Task item: If a line of the records holds the word "label", copy it out.

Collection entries
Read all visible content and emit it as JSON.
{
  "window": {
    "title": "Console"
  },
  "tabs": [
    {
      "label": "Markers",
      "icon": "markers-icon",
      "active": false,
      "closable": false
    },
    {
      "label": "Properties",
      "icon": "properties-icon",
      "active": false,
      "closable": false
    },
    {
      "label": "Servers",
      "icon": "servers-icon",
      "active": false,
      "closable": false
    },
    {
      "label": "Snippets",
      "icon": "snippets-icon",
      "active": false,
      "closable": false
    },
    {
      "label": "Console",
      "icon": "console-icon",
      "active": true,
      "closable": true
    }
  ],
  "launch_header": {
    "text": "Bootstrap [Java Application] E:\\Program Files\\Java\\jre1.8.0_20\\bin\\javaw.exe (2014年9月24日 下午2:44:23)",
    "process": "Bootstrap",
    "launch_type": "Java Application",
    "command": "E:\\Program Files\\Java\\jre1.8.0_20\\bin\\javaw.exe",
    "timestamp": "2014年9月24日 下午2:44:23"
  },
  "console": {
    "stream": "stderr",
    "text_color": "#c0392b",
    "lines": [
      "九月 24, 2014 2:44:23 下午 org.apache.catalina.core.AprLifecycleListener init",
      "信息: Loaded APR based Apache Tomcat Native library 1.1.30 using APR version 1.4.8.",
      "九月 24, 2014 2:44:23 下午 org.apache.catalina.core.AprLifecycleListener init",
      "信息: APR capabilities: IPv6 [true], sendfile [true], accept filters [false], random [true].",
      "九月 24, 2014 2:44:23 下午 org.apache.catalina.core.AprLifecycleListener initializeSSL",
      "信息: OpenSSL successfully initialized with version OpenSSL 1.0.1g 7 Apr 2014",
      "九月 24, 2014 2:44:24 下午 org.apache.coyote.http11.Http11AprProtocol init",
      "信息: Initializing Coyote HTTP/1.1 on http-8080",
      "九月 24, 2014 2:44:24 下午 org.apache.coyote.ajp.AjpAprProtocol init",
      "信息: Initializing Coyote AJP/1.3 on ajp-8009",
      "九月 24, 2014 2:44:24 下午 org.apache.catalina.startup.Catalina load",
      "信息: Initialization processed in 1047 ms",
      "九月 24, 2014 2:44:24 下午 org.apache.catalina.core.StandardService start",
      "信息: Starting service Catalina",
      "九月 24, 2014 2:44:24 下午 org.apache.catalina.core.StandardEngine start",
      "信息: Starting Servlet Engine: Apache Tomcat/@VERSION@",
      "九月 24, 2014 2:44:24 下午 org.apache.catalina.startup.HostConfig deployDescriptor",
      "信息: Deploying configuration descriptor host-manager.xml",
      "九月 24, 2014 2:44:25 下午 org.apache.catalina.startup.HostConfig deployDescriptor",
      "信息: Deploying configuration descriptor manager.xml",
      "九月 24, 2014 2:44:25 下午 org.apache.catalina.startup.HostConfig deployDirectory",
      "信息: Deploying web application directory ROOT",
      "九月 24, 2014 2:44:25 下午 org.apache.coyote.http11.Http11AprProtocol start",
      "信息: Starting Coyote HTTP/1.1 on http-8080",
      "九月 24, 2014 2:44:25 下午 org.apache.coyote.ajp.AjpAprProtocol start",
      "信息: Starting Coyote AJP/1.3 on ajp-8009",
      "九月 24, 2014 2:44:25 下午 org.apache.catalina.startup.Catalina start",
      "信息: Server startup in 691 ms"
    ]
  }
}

Written reply:
      "label": "Markers",
      "label": "Properties",
      "label": "Servers",
      "label": "Snippets",
      "label": "Console",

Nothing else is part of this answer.